From Will Smith to Dwyane Wade, she knows how to perfect a trim.
Meet Stacey Morris, the established barber and hairstylist behind some of Hollywood’s leading men—from Will Smith and Martin Lawrence to Eddie Murphy and Jamie Foxx, she’s a top-tier artisan bringing vibrancy, art, and performance to the world of hair and male grooming.
Under the pseudonym Stacey Kutz, Morris has established a career that spans over 30 years. During her time, she has exhibited styles of unique flair in films such as Dream Girls, Dolemite Is My Name, Coming 2 America, Sylvie’s Love, and shows such as Black-ish. With her career starting out in New York—where she was born—and following in the shadows at her grandfather’s barbershop, she was quickly absorbed into the world of hair, a path that turned out to carve such successes.
We caught up with Morris to discuss her work in film and television, hardship in the industry, and creating showstopping looks.
With the influence around you from a young age, how did that spellbind your love for hair?
“From an early age, I was spellbound by the transformation and was visually stimulated by fashion, hair, wardrobe, and makeup in all sides of the industry. Growing up as a music-business kid and having a father and stepfather who were both in the music industry—even so, the fashion exposure was influenced by my mom, who was not only a seamstress for Hollywood faces, but also a print and commercial fashion model.”
How did you then start working with your first big client and making a name for yourself in the industry?

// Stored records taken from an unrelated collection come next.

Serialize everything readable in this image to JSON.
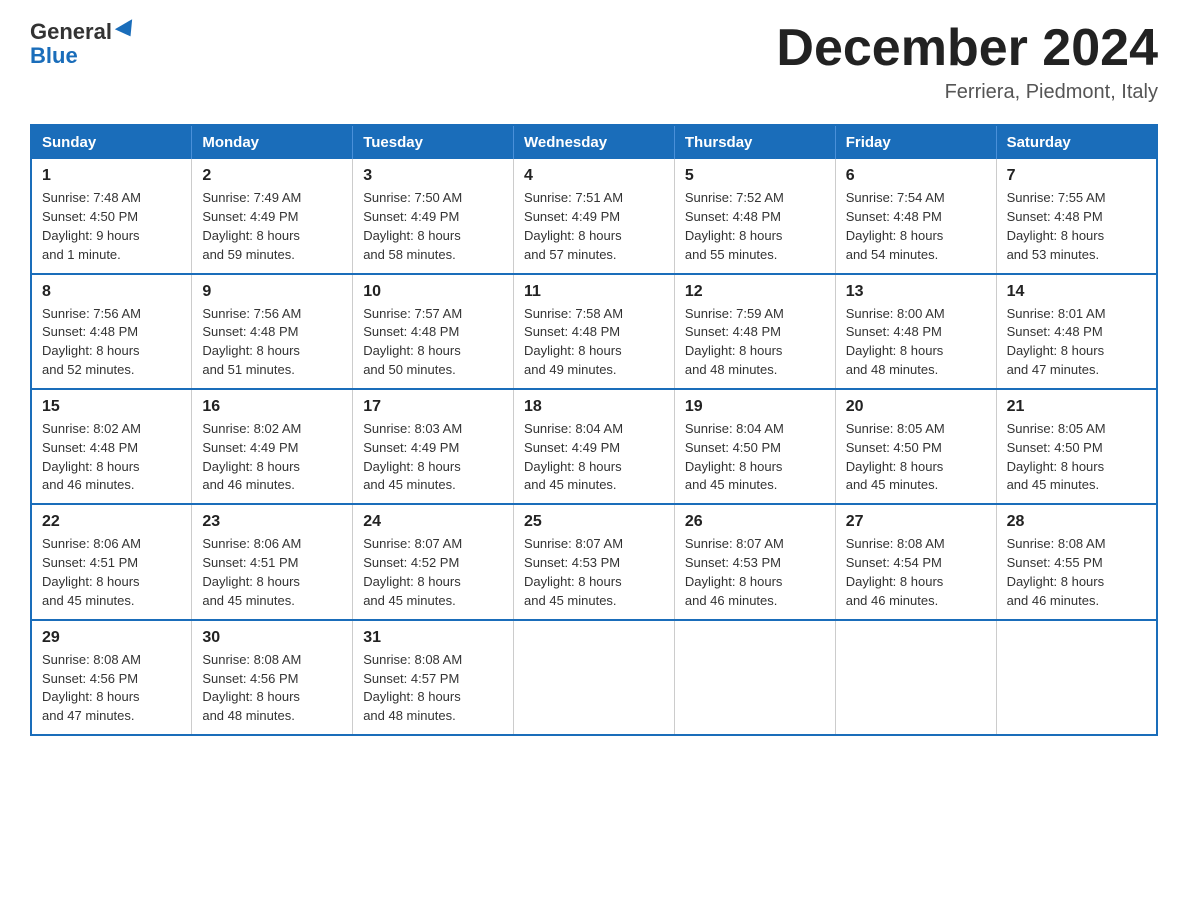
{
  "header": {
    "logo_general": "General",
    "logo_blue": "Blue",
    "month_title": "December 2024",
    "location": "Ferriera, Piedmont, Italy"
  },
  "weekdays": [
    "Sunday",
    "Monday",
    "Tuesday",
    "Wednesday",
    "Thursday",
    "Friday",
    "Saturday"
  ],
  "weeks": [
    [
      {
        "day": "1",
        "sunrise": "7:48 AM",
        "sunset": "4:50 PM",
        "daylight": "9 hours and 1 minute."
      },
      {
        "day": "2",
        "sunrise": "7:49 AM",
        "sunset": "4:49 PM",
        "daylight": "8 hours and 59 minutes."
      },
      {
        "day": "3",
        "sunrise": "7:50 AM",
        "sunset": "4:49 PM",
        "daylight": "8 hours and 58 minutes."
      },
      {
        "day": "4",
        "sunrise": "7:51 AM",
        "sunset": "4:49 PM",
        "daylight": "8 hours and 57 minutes."
      },
      {
        "day": "5",
        "sunrise": "7:52 AM",
        "sunset": "4:48 PM",
        "daylight": "8 hours and 55 minutes."
      },
      {
        "day": "6",
        "sunrise": "7:54 AM",
        "sunset": "4:48 PM",
        "daylight": "8 hours and 54 minutes."
      },
      {
        "day": "7",
        "sunrise": "7:55 AM",
        "sunset": "4:48 PM",
        "daylight": "8 hours and 53 minutes."
      }
    ],
    [
      {
        "day": "8",
        "sunrise": "7:56 AM",
        "sunset": "4:48 PM",
        "daylight": "8 hours and 52 minutes."
      },
      {
        "day": "9",
        "sunrise": "7:56 AM",
        "sunset": "4:48 PM",
        "daylight": "8 hours and 51 minutes."
      },
      {
        "day": "10",
        "sunrise": "7:57 AM",
        "sunset": "4:48 PM",
        "daylight": "8 hours and 50 minutes."
      },
      {
        "day": "11",
        "sunrise": "7:58 AM",
        "sunset": "4:48 PM",
        "daylight": "8 hours and 49 minutes."
      },
      {
        "day": "12",
        "sunrise": "7:59 AM",
        "sunset": "4:48 PM",
        "daylight": "8 hours and 48 minutes."
      },
      {
        "day": "13",
        "sunrise": "8:00 AM",
        "sunset": "4:48 PM",
        "daylight": "8 hours and 48 minutes."
      },
      {
        "day": "14",
        "sunrise": "8:01 AM",
        "sunset": "4:48 PM",
        "daylight": "8 hours and 47 minutes."
      }
    ],
    [
      {
        "day": "15",
        "sunrise": "8:02 AM",
        "sunset": "4:48 PM",
        "daylight": "8 hours and 46 minutes."
      },
      {
        "day": "16",
        "sunrise": "8:02 AM",
        "sunset": "4:49 PM",
        "daylight": "8 hours and 46 minutes."
      },
      {
        "day": "17",
        "sunrise": "8:03 AM",
        "sunset": "4:49 PM",
        "daylight": "8 hours and 45 minutes."
      },
      {
        "day": "18",
        "sunrise": "8:04 AM",
        "sunset": "4:49 PM",
        "daylight": "8 hours and 45 minutes."
      },
      {
        "day": "19",
        "sunrise": "8:04 AM",
        "sunset": "4:50 PM",
        "daylight": "8 hours and 45 minutes."
      },
      {
        "day": "20",
        "sunrise": "8:05 AM",
        "sunset": "4:50 PM",
        "daylight": "8 hours and 45 minutes."
      },
      {
        "day": "21",
        "sunrise": "8:05 AM",
        "sunset": "4:50 PM",
        "daylight": "8 hours and 45 minutes."
      }
    ],
    [
      {
        "day": "22",
        "sunrise": "8:06 AM",
        "sunset": "4:51 PM",
        "daylight": "8 hours and 45 minutes."
      },
      {
        "day": "23",
        "sunrise": "8:06 AM",
        "sunset": "4:51 PM",
        "daylight": "8 hours and 45 minutes."
      },
      {
        "day": "24",
        "sunrise": "8:07 AM",
        "sunset": "4:52 PM",
        "daylight": "8 hours and 45 minutes."
      },
      {
        "day": "25",
        "sunrise": "8:07 AM",
        "sunset": "4:53 PM",
        "daylight": "8 hours and 45 minutes."
      },
      {
        "day": "26",
        "sunrise": "8:07 AM",
        "sunset": "4:53 PM",
        "daylight": "8 hours and 46 minutes."
      },
      {
        "day": "27",
        "sunrise": "8:08 AM",
        "sunset": "4:54 PM",
        "daylight": "8 hours and 46 minutes."
      },
      {
        "day": "28",
        "sunrise": "8:08 AM",
        "sunset": "4:55 PM",
        "daylight": "8 hours and 46 minutes."
      }
    ],
    [
      {
        "day": "29",
        "sunrise": "8:08 AM",
        "sunset": "4:56 PM",
        "daylight": "8 hours and 47 minutes."
      },
      {
        "day": "30",
        "sunrise": "8:08 AM",
        "sunset": "4:56 PM",
        "daylight": "8 hours and 48 minutes."
      },
      {
        "day": "31",
        "sunrise": "8:08 AM",
        "sunset": "4:57 PM",
        "daylight": "8 hours and 48 minutes."
      },
      null,
      null,
      null,
      null
    ]
  ]
}
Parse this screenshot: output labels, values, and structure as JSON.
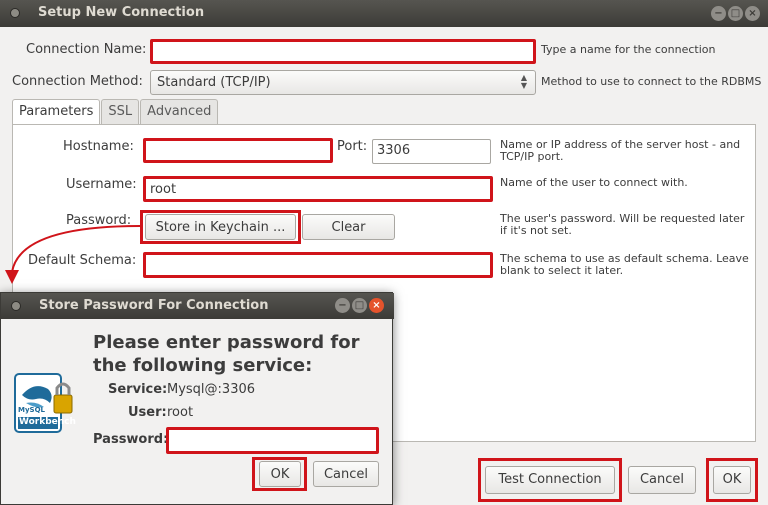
{
  "main_window": {
    "title": "Setup New Connection",
    "connection_name": {
      "label": "Connection Name:",
      "value": "",
      "help": "Type a name for the connection"
    },
    "connection_method": {
      "label": "Connection Method:",
      "value": "Standard (TCP/IP)",
      "help": "Method to use to connect to the RDBMS"
    },
    "tabs": [
      {
        "label": "Parameters",
        "active": true
      },
      {
        "label": "SSL",
        "active": false
      },
      {
        "label": "Advanced",
        "active": false
      }
    ],
    "hostname": {
      "label": "Hostname:",
      "value": "",
      "help_line1": "Name or IP address of the server host - and",
      "help_line2": "TCP/IP port."
    },
    "port": {
      "label": "Port:",
      "value": "3306"
    },
    "username": {
      "label": "Username:",
      "value": "root",
      "help": "Name of the user to connect with."
    },
    "password": {
      "label": "Password:",
      "store_button": "Store in Keychain ...",
      "clear_button": "Clear",
      "help_line1": "The user's password. Will be requested later",
      "help_line2": "if it's not set."
    },
    "default_schema": {
      "label": "Default Schema:",
      "value": "",
      "help_line1": "The schema to use as default schema. Leave",
      "help_line2": "blank to select it later."
    },
    "buttons": {
      "test_connection": "Test Connection",
      "cancel": "Cancel",
      "ok": "OK"
    }
  },
  "dialog": {
    "title": "Store Password For Connection",
    "heading": "Please enter password for the following service:",
    "service_label": "Service:",
    "service_value": "Mysql@:3306",
    "user_label": "User:",
    "user_value": "root",
    "password_label": "Password:",
    "password_value": "",
    "ok_button": "OK",
    "cancel_button": "Cancel",
    "logo_text_top": "MySQL",
    "logo_text_bottom": "Workbench"
  },
  "colors": {
    "highlight": "#d0141a",
    "titlebar": "#3c3b37",
    "background": "#f2f1f0",
    "close_button": "#e5532c"
  }
}
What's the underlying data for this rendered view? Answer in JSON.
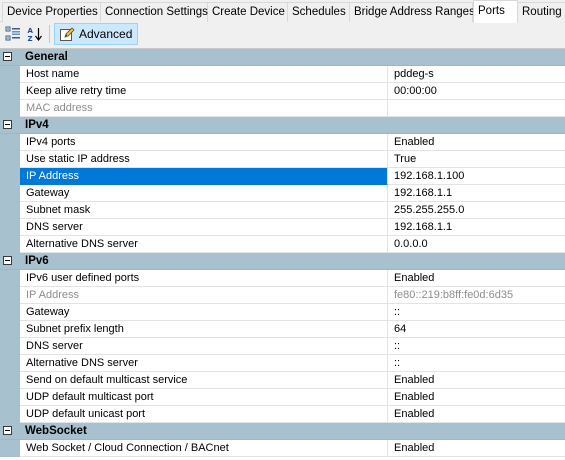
{
  "tabs": [
    {
      "label": "Device Properties"
    },
    {
      "label": "Connection Settings"
    },
    {
      "label": "Create Device"
    },
    {
      "label": "Schedules"
    },
    {
      "label": "Bridge Address Ranges"
    },
    {
      "label": "Ports",
      "active": true
    },
    {
      "label": "Routing"
    }
  ],
  "toolbar": {
    "categorized_icon": "categorized-view-icon",
    "alphabetical_icon": "sort-alphabetical-icon",
    "advanced_label": "Advanced",
    "advanced_icon": "edit-pencil-icon"
  },
  "categories": [
    {
      "name": "General",
      "properties": [
        {
          "name": "Host name",
          "value": "pddeg-s"
        },
        {
          "name": "Keep alive retry time",
          "value": "00:00:00"
        },
        {
          "name": "MAC address",
          "value": "",
          "disabled": true
        }
      ]
    },
    {
      "name": "IPv4",
      "properties": [
        {
          "name": "IPv4 ports",
          "value": "Enabled"
        },
        {
          "name": "Use static IP address",
          "value": "True"
        },
        {
          "name": "IP Address",
          "value": "192.168.1.100",
          "selected": true
        },
        {
          "name": "Gateway",
          "value": "192.168.1.1"
        },
        {
          "name": "Subnet mask",
          "value": "255.255.255.0"
        },
        {
          "name": "DNS server",
          "value": "192.168.1.1"
        },
        {
          "name": "Alternative DNS server",
          "value": "0.0.0.0"
        }
      ]
    },
    {
      "name": "IPv6",
      "properties": [
        {
          "name": "IPv6 user defined ports",
          "value": "Enabled"
        },
        {
          "name": "IP Address",
          "value": "fe80::219:b8ff:fe0d:6d35",
          "disabled": true
        },
        {
          "name": "Gateway",
          "value": "::"
        },
        {
          "name": "Subnet prefix length",
          "value": "64"
        },
        {
          "name": "DNS server",
          "value": "::"
        },
        {
          "name": "Alternative DNS server",
          "value": "::"
        },
        {
          "name": "Send on default multicast service",
          "value": "Enabled"
        },
        {
          "name": "UDP default multicast port",
          "value": "Enabled"
        },
        {
          "name": "UDP default unicast port",
          "value": "Enabled"
        }
      ]
    },
    {
      "name": "WebSocket",
      "properties": [
        {
          "name": "Web Socket / Cloud Connection / BACnet",
          "value": "Enabled"
        }
      ]
    }
  ],
  "colors": {
    "category_bg": "#a8c1cf",
    "selection": "#0078d7",
    "disabled_text": "#8d8d8d"
  }
}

“I have been doing hair since I was 12 years old, and I have always had access to celebrities through my parents’ careers. The beginning of the late ’80s into the early ’90s began with people like Kid n Play, Mike Tyson, De La Soul, Teddy Riley & Guy, Kwame, Doug E. Fresh, and New Edition. I started barbering specifically because I grew up with brothers and male cousins, they were my canvases. They were sort of my guinea pigs, there were many experimental happy accidents and discoveries found there.”
Are there any memorable moments, then, that come to mind as your work also spans across film & TV?
“One of my indelible moments was doing SNL with Eddie Murphy. After growing up and sneaking to watch him on the show as a kid, then getting to be a part of it, of those experiences and processes for him. Another moment that stands out was being shortlisted for an Oscar by the Academy for my work on Dolemite Is My Name and being the department head on Coming 2 America….both epic moments!
“Beyond countless music videos and tours, my first industry project was the film House Party in 1990 and the television show The Fresh Prince of Bel-Air.”
With so many incredible films under your belt, how would you say that it has molded you as a stylist?
“I have learnt about my own ability and natural vision for my craft that has developed into an expert skillset from years and years of passionately honing a gift and hobby. In return, these things have earned me an incredibly unique position in the film and television industry.”
There must have been a challenge that you still remember to date:
“Absolutely! I would say having to build and match hair for an actor that had cut his hair off mid-shoot. You would have to see the images to understand completely. Also, doing the wigs for Dreamgirls—it was the first time creating and styling wigs, so I really had to step up to the plate to deliver.”
Talking about creating and styling, would you say there is an art to cutting hair?
“It is absolutely an art! Just like any of the arts (i.e., painting, sculpting, dancing, makeup, singing, drawing, sewing, et cetera.). Cutting hair is about creation, contours, gradations, movement, shapes, textures, and fluidity. Creating art is the ability to make clear what wasn’t visible to others, and as artists that’s what we do.”
As a woman in such a male-dominated space, has there been any hardship in succeeding and breaking through the industry?
“You know how they say ignorance is bliss? I believe that helped me. I truly was just going along, engaging in something I could do and had an interest in without realizing I was spoiling sexism. I ran into clients here and there that may have been apprehensive because I was a woman, or because as a man they never had a woman do their hair, but my work and referrals usually spoke for me. I never tried to prove myself or coerce anyone verbally or otherwise.”
Any advice for other female barbers coming up in the industry?
“Be the best you, and you’ll always be number one! As long as you’re trying to compete with someone else, you may continually find yourself in second place. No one can be you, and only you can be the best at being yourself.”
You’re also a member of the LATSE as an executive board member; why is it so important for you to serve the community in this way?
“Serving as an executive board member, I represent our local 706 membership within the industry. I bring members’ concerns forward to the union leadership for discussion—and become a conduit for union information back to these same members. I am also a voice for members like myself who want to express their concerns around racism, ageing, or sexism.”
With over 30 years to your name, how would you then recommend staying successful in the industry?
“Consistency, staying educated and current on trends. Also, keeping your social presence and visibility with professional and relevant content is important.”